(Reuters) – Turkey has seen a sharp rise in religious schooling under reforms that President Tayyip Erdogan casts as a defense against moral decay, but which opponents see as an unwanted drive to shape a more Islamic nation.
Almost a million students are enrolled in “imam hatip” schools this year, up from just 65,000 in 2002 when Erdogan’s Islamist-rooted AK Party first came to power, he told the opening of one of the schools in Ankara last month.
The schools teach boys and girls separately, and give around 13 hours a week of Islamic instruction on top of the regular curriculum, including study of Arabic, the Koran and the life of the Prophet Mohammad.
“When there is no such thing as religious culture and moral education, serious social problems such as drug addiction and racism fill the gap,” Erdogan told a symposium on drug policy and public health earlier this year.
But in the drive to create more imam hatip places, parts of schools have been requisitioned, prompting protests from parents who want secular education for their children.

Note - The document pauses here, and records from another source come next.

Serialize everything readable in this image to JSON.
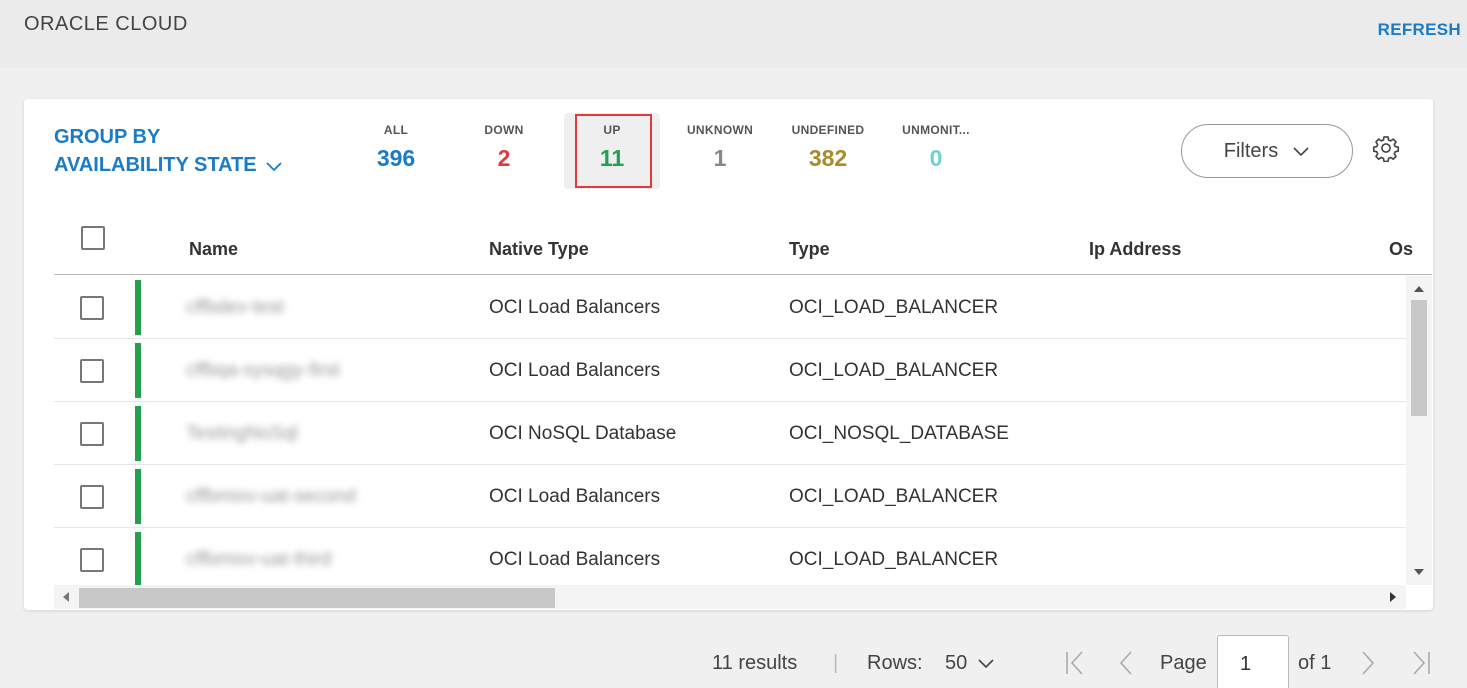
{
  "header": {
    "title": "ORACLE CLOUD",
    "refresh": "REFRESH"
  },
  "group_by": {
    "line1": "GROUP BY",
    "line2": "AVAILABILITY STATE"
  },
  "stats": [
    {
      "label": "ALL",
      "value": "396",
      "color": "#1a7bc8"
    },
    {
      "label": "DOWN",
      "value": "2",
      "color": "#e0393e"
    },
    {
      "label": "UP",
      "value": "11",
      "color": "#22a04b"
    },
    {
      "label": "UNKNOWN",
      "value": "1",
      "color": "#888888"
    },
    {
      "label": "UNDEFINED",
      "value": "382",
      "color": "#a88b2c"
    },
    {
      "label": "UNMONIT...",
      "value": "0",
      "color": "#6dd0d8"
    }
  ],
  "selected_stat": "UP",
  "filters": {
    "label": "Filters"
  },
  "table": {
    "columns": [
      "Name",
      "Native Type",
      "Type",
      "Ip Address",
      "Os"
    ],
    "rows": [
      {
        "name": "cffbdev-test",
        "native_type": "OCI Load Balancers",
        "type": "OCI_LOAD_BALANCER",
        "status_color": "#22a04b"
      },
      {
        "name": "cffbqa-sysqgy-first",
        "native_type": "OCI Load Balancers",
        "type": "OCI_LOAD_BALANCER",
        "status_color": "#22a04b"
      },
      {
        "name": "TestingNoSql",
        "native_type": "OCI NoSQL Database",
        "type": "OCI_NOSQL_DATABASE",
        "status_color": "#22a04b"
      },
      {
        "name": "cffbmixv-uat-second",
        "native_type": "OCI Load Balancers",
        "type": "OCI_LOAD_BALANCER",
        "status_color": "#22a04b"
      },
      {
        "name": "cffbmixv-uat-third",
        "native_type": "OCI Load Balancers",
        "type": "OCI_LOAD_BALANCER",
        "status_color": "#22a04b"
      }
    ]
  },
  "footer": {
    "results": "11 results",
    "separator": "|",
    "rows_label": "Rows:",
    "rows_value": "50",
    "page_label": "Page",
    "page_value": "1",
    "of_label": "of 1"
  }
}
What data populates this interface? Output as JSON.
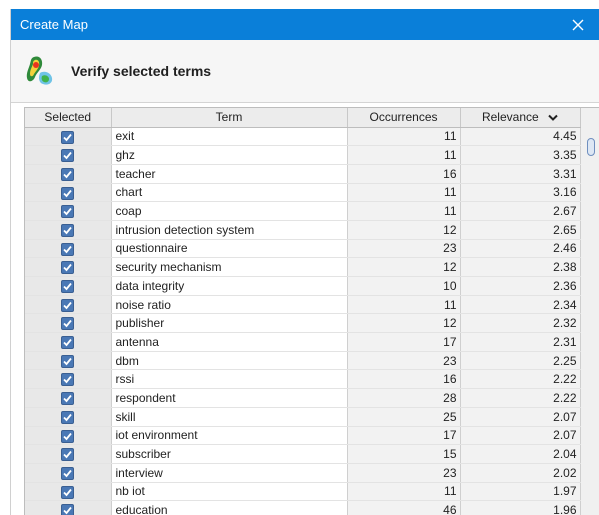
{
  "window": {
    "title": "Create Map",
    "heading": "Verify selected terms"
  },
  "table": {
    "headers": {
      "selected": "Selected",
      "term": "Term",
      "occurrences": "Occurrences",
      "relevance": "Relevance"
    },
    "sort_indicator_icon": "chevron-down-icon",
    "rows": [
      {
        "selected": true,
        "term": "exit",
        "occurrences": "11",
        "relevance": "4.45"
      },
      {
        "selected": true,
        "term": "ghz",
        "occurrences": "11",
        "relevance": "3.35"
      },
      {
        "selected": true,
        "term": "teacher",
        "occurrences": "16",
        "relevance": "3.31"
      },
      {
        "selected": true,
        "term": "chart",
        "occurrences": "11",
        "relevance": "3.16"
      },
      {
        "selected": true,
        "term": "coap",
        "occurrences": "11",
        "relevance": "2.67"
      },
      {
        "selected": true,
        "term": "intrusion detection system",
        "occurrences": "12",
        "relevance": "2.65"
      },
      {
        "selected": true,
        "term": "questionnaire",
        "occurrences": "23",
        "relevance": "2.46"
      },
      {
        "selected": true,
        "term": "security mechanism",
        "occurrences": "12",
        "relevance": "2.38"
      },
      {
        "selected": true,
        "term": "data integrity",
        "occurrences": "10",
        "relevance": "2.36"
      },
      {
        "selected": true,
        "term": "noise ratio",
        "occurrences": "11",
        "relevance": "2.34"
      },
      {
        "selected": true,
        "term": "publisher",
        "occurrences": "12",
        "relevance": "2.32"
      },
      {
        "selected": true,
        "term": "antenna",
        "occurrences": "17",
        "relevance": "2.31"
      },
      {
        "selected": true,
        "term": "dbm",
        "occurrences": "23",
        "relevance": "2.25"
      },
      {
        "selected": true,
        "term": "rssi",
        "occurrences": "16",
        "relevance": "2.22"
      },
      {
        "selected": true,
        "term": "respondent",
        "occurrences": "28",
        "relevance": "2.22"
      },
      {
        "selected": true,
        "term": "skill",
        "occurrences": "25",
        "relevance": "2.07"
      },
      {
        "selected": true,
        "term": "iot environment",
        "occurrences": "17",
        "relevance": "2.07"
      },
      {
        "selected": true,
        "term": "subscriber",
        "occurrences": "15",
        "relevance": "2.04"
      },
      {
        "selected": true,
        "term": "interview",
        "occurrences": "23",
        "relevance": "2.02"
      },
      {
        "selected": true,
        "term": "nb iot",
        "occurrences": "11",
        "relevance": "1.97"
      },
      {
        "selected": true,
        "term": "education",
        "occurrences": "46",
        "relevance": "1.96"
      }
    ]
  },
  "colors": {
    "titlebar": "#0a7fd9",
    "checkbox": "#4a78b5"
  }
}
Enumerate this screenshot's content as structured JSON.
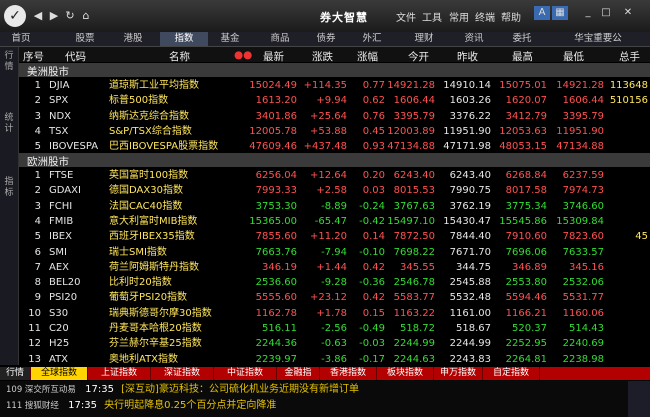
{
  "title": "券大智慧",
  "menu": [
    "文件",
    "工具",
    "常用",
    "终端",
    "帮助"
  ],
  "nav_tabs": [
    "首页",
    "股票",
    "港股",
    "指数",
    "基金",
    "商品",
    "债券",
    "外汇",
    "理财",
    "资讯",
    "委托",
    "华宝重要公"
  ],
  "sidebar_tabs": [
    "行情",
    "统计",
    "指标"
  ],
  "headers": [
    "序号",
    "代码",
    "名称",
    "最新",
    "涨跌",
    "涨幅",
    "今开",
    "昨收",
    "最高",
    "最低",
    "总手"
  ],
  "sections": {
    "americas": "美洲股市",
    "europe": "欧洲股市"
  },
  "americas": [
    {
      "n": "1",
      "code": "DJIA",
      "name": "道琼斯工业平均指数",
      "last": "15024.49",
      "chg": "+114.35",
      "pct": "0.77",
      "open": "14921.28",
      "prev": "14910.14",
      "high": "15075.01",
      "low": "14921.28",
      "vol": "113648",
      "dir": "up"
    },
    {
      "n": "2",
      "code": "SPX",
      "name": "标普500指数",
      "last": "1613.20",
      "chg": "+9.94",
      "pct": "0.62",
      "open": "1606.44",
      "prev": "1603.26",
      "high": "1620.07",
      "low": "1606.44",
      "vol": "510156",
      "dir": "up"
    },
    {
      "n": "3",
      "code": "NDX",
      "name": "纳斯达克综合指数",
      "last": "3401.86",
      "chg": "+25.64",
      "pct": "0.76",
      "open": "3395.79",
      "prev": "3376.22",
      "high": "3412.79",
      "low": "3395.79",
      "vol": "",
      "dir": "up"
    },
    {
      "n": "4",
      "code": "TSX",
      "name": "S&P/TSX综合指数",
      "last": "12005.78",
      "chg": "+53.88",
      "pct": "0.45",
      "open": "12003.89",
      "prev": "11951.90",
      "high": "12053.63",
      "low": "11951.90",
      "vol": "",
      "dir": "up"
    },
    {
      "n": "5",
      "code": "IBOVESPA",
      "name": "巴西IBOVESPA股票指数",
      "last": "47609.46",
      "chg": "+437.48",
      "pct": "0.93",
      "open": "47134.88",
      "prev": "47171.98",
      "high": "48053.15",
      "low": "47134.88",
      "vol": "",
      "dir": "up"
    }
  ],
  "europe": [
    {
      "n": "1",
      "code": "FTSE",
      "name": "英国富时100指数",
      "last": "6256.04",
      "chg": "+12.64",
      "pct": "0.20",
      "open": "6243.40",
      "prev": "6243.40",
      "high": "6268.84",
      "low": "6237.59",
      "vol": "",
      "dir": "up"
    },
    {
      "n": "2",
      "code": "GDAXI",
      "name": "德国DAX30指数",
      "last": "7993.33",
      "chg": "+2.58",
      "pct": "0.03",
      "open": "8015.53",
      "prev": "7990.75",
      "high": "8017.58",
      "low": "7974.73",
      "vol": "",
      "dir": "up"
    },
    {
      "n": "3",
      "code": "FCHI",
      "name": "法国CAC40指数",
      "last": "3753.30",
      "chg": "-8.89",
      "pct": "-0.24",
      "open": "3767.63",
      "prev": "3762.19",
      "high": "3775.34",
      "low": "3746.60",
      "vol": "",
      "dir": "dn"
    },
    {
      "n": "4",
      "code": "FMIB",
      "name": "意大利富时MIB指数",
      "last": "15365.00",
      "chg": "-65.47",
      "pct": "-0.42",
      "open": "15497.10",
      "prev": "15430.47",
      "high": "15545.86",
      "low": "15309.84",
      "vol": "",
      "dir": "dn"
    },
    {
      "n": "5",
      "code": "IBEX",
      "name": "西班牙IBEX35指数",
      "last": "7855.60",
      "chg": "+11.20",
      "pct": "0.14",
      "open": "7872.50",
      "prev": "7844.40",
      "high": "7910.60",
      "low": "7823.60",
      "vol": "45",
      "dir": "up"
    },
    {
      "n": "6",
      "code": "SMI",
      "name": "瑞士SMI指数",
      "last": "7663.76",
      "chg": "-7.94",
      "pct": "-0.10",
      "open": "7698.22",
      "prev": "7671.70",
      "high": "7696.06",
      "low": "7633.57",
      "vol": "",
      "dir": "dn"
    },
    {
      "n": "7",
      "code": "AEX",
      "name": "荷兰阿姆斯特丹指数",
      "last": "346.19",
      "chg": "+1.44",
      "pct": "0.42",
      "open": "345.55",
      "prev": "344.75",
      "high": "346.89",
      "low": "345.16",
      "vol": "",
      "dir": "up"
    },
    {
      "n": "8",
      "code": "BEL20",
      "name": "比利时20指数",
      "last": "2536.60",
      "chg": "-9.28",
      "pct": "-0.36",
      "open": "2546.78",
      "prev": "2545.88",
      "high": "2553.80",
      "low": "2532.06",
      "vol": "",
      "dir": "dn"
    },
    {
      "n": "9",
      "code": "PSI20",
      "name": "葡萄牙PSI20指数",
      "last": "5555.60",
      "chg": "+23.12",
      "pct": "0.42",
      "open": "5583.77",
      "prev": "5532.48",
      "high": "5594.46",
      "low": "5531.77",
      "vol": "",
      "dir": "up"
    },
    {
      "n": "10",
      "code": "S30",
      "name": "瑞典斯德哥尔摩30指数",
      "last": "1162.78",
      "chg": "+1.78",
      "pct": "0.15",
      "open": "1163.22",
      "prev": "1161.00",
      "high": "1166.21",
      "low": "1160.06",
      "vol": "",
      "dir": "up"
    },
    {
      "n": "11",
      "code": "C20",
      "name": "丹麦哥本哈根20指数",
      "last": "516.11",
      "chg": "-2.56",
      "pct": "-0.49",
      "open": "518.72",
      "prev": "518.67",
      "high": "520.37",
      "low": "514.43",
      "vol": "",
      "dir": "dn"
    },
    {
      "n": "12",
      "code": "H25",
      "name": "芬兰赫尔辛基25指数",
      "last": "2244.36",
      "chg": "-0.63",
      "pct": "-0.03",
      "open": "2244.99",
      "prev": "2244.99",
      "high": "2252.95",
      "low": "2240.69",
      "vol": "",
      "dir": "dn"
    },
    {
      "n": "13",
      "code": "ATX",
      "name": "奥地利ATX指数",
      "last": "2239.97",
      "chg": "-3.86",
      "pct": "-0.17",
      "open": "2244.63",
      "prev": "2243.83",
      "high": "2264.81",
      "low": "2238.98",
      "vol": "",
      "dir": "dn"
    }
  ],
  "bottom_tabs": [
    "行情",
    "全球指数",
    "上证指数",
    "深证指数",
    "中证指数",
    "金融指",
    "香港指数",
    "板块指数",
    "申万指数",
    "自定指数"
  ],
  "news": [
    {
      "src": "109 深交所互动易",
      "time": "17:35",
      "text": "[深互动]豪迈科技：公司硫化机业务近期没有新增订单"
    },
    {
      "src": "111 搜狐财经",
      "time": "17:35",
      "text": "央行明起降息0.25个百分点并定向降准"
    }
  ]
}
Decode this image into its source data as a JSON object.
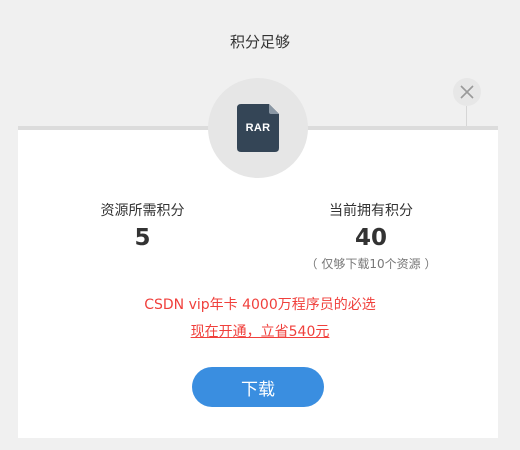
{
  "dialog": {
    "title": "积分足够",
    "file_type": "RAR"
  },
  "points": {
    "required_label": "资源所需积分",
    "required_value": "5",
    "current_label": "当前拥有积分",
    "current_value": "40",
    "current_note": "（ 仅够下载10个资源 ）"
  },
  "promo": {
    "line1": "CSDN vip年卡   4000万程序员的必选",
    "line2": "现在开通，立省540元"
  },
  "actions": {
    "download_label": "下载"
  },
  "colors": {
    "accent": "#3a8ee0",
    "promo": "#f0403c",
    "file_icon": "#344556"
  }
}
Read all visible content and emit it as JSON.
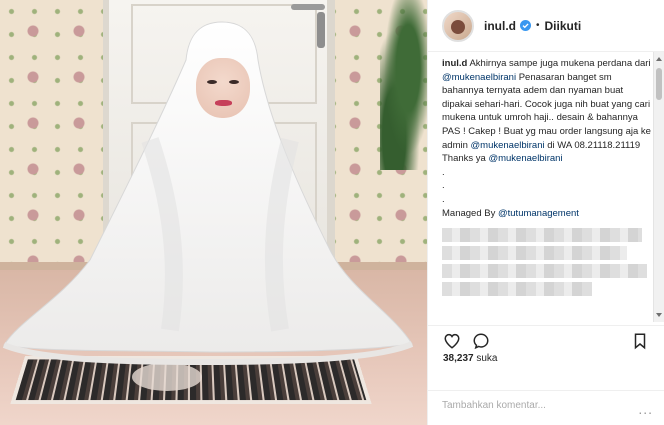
{
  "post": {
    "username": "inul.d",
    "separator": "•",
    "follow_status": "Diikuti",
    "caption_parts": {
      "author": "inul.d",
      "line1": " Akhirnya sampe juga mukena perdana dari ",
      "mention1": "@mukenaelbirani",
      "line2": " Penasaran banget sm bahannya ternyata adem dan nyaman buat dipakai sehari-hari. Cocok juga nih buat yang cari mukena untuk umroh haji.. desain & bahannya PAS ! Cakep ! Buat yg mau order langsung aja ke admin ",
      "mention2": "@mukenaelbirani",
      "line3": " di WA 08.21118.21119",
      "thanks": "Thanks ya ",
      "mention3": "@mukenaelbirani",
      "dot1": ".",
      "dot2": ".",
      "dot3": ".",
      "managed": "Managed By ",
      "mention4": "@tutumanagement"
    },
    "likes_count": "38,237",
    "likes_label": "suka",
    "comment_placeholder": "Tambahkan komentar...",
    "more_label": "..."
  },
  "icons": {
    "like": "heart-icon",
    "comment": "comment-icon",
    "save": "bookmark-icon",
    "verified": "verified-badge-icon"
  },
  "colors": {
    "mention": "#003569",
    "verified": "#3897f0"
  }
}
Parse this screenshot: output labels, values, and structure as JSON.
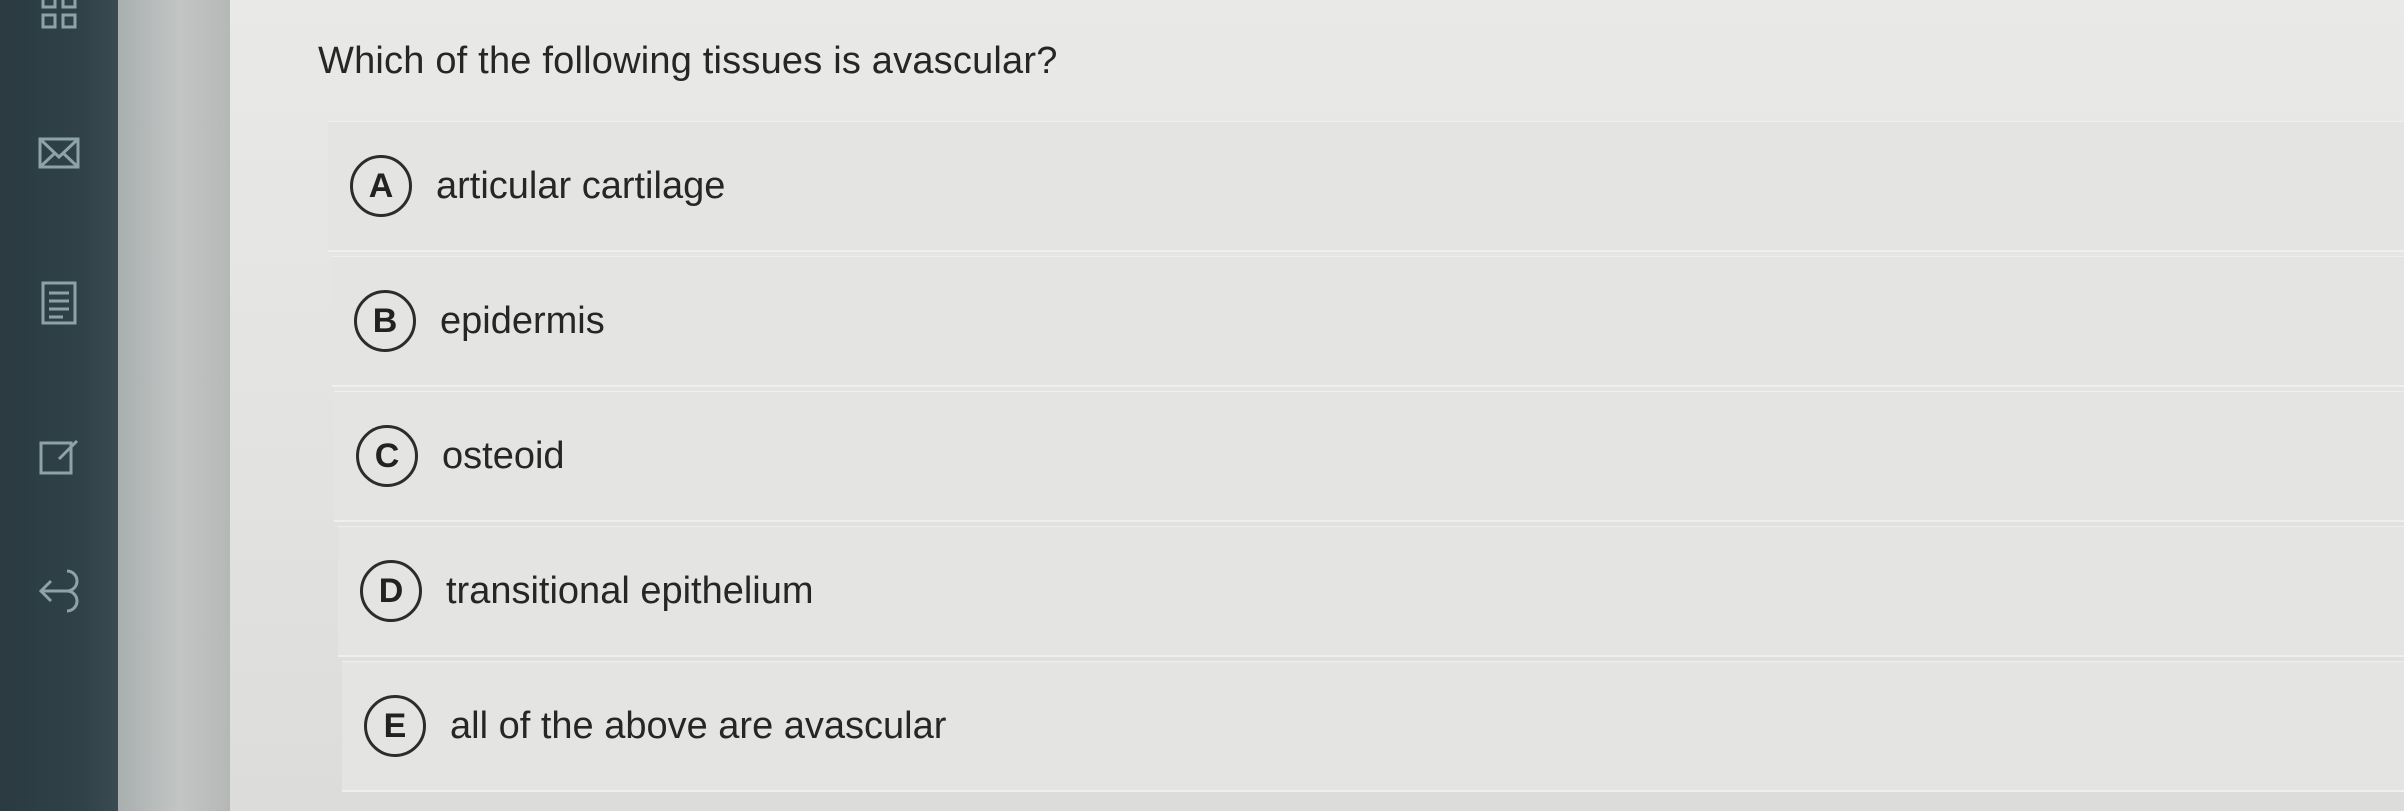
{
  "toolbar": {
    "tools": [
      {
        "icon": "grid-icon"
      },
      {
        "icon": "envelope-icon"
      },
      {
        "icon": "document-icon"
      },
      {
        "icon": "edit-icon"
      },
      {
        "icon": "back-arrow-icon"
      }
    ]
  },
  "question": {
    "text": "Which of the following tissues is avascular?"
  },
  "options": [
    {
      "letter": "A",
      "text": "articular cartilage"
    },
    {
      "letter": "B",
      "text": "epidermis"
    },
    {
      "letter": "C",
      "text": "osteoid"
    },
    {
      "letter": "D",
      "text": "transitional epithelium"
    },
    {
      "letter": "E",
      "text": "all of the above are avascular"
    }
  ],
  "colors": {
    "toolbar_bg": "#2f4147",
    "page_bg": "#e4e4e2",
    "text": "#262626"
  }
}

“We are against the governance of education by religious rules,” said Ilknur Birol, spokeswoman for the “Don’t Touch My School” initiative, an umbrella grouping for angry parents. “This system is not rooted in youth with a forward-looking perspective enlightened by science, but in a generation that values obedience.”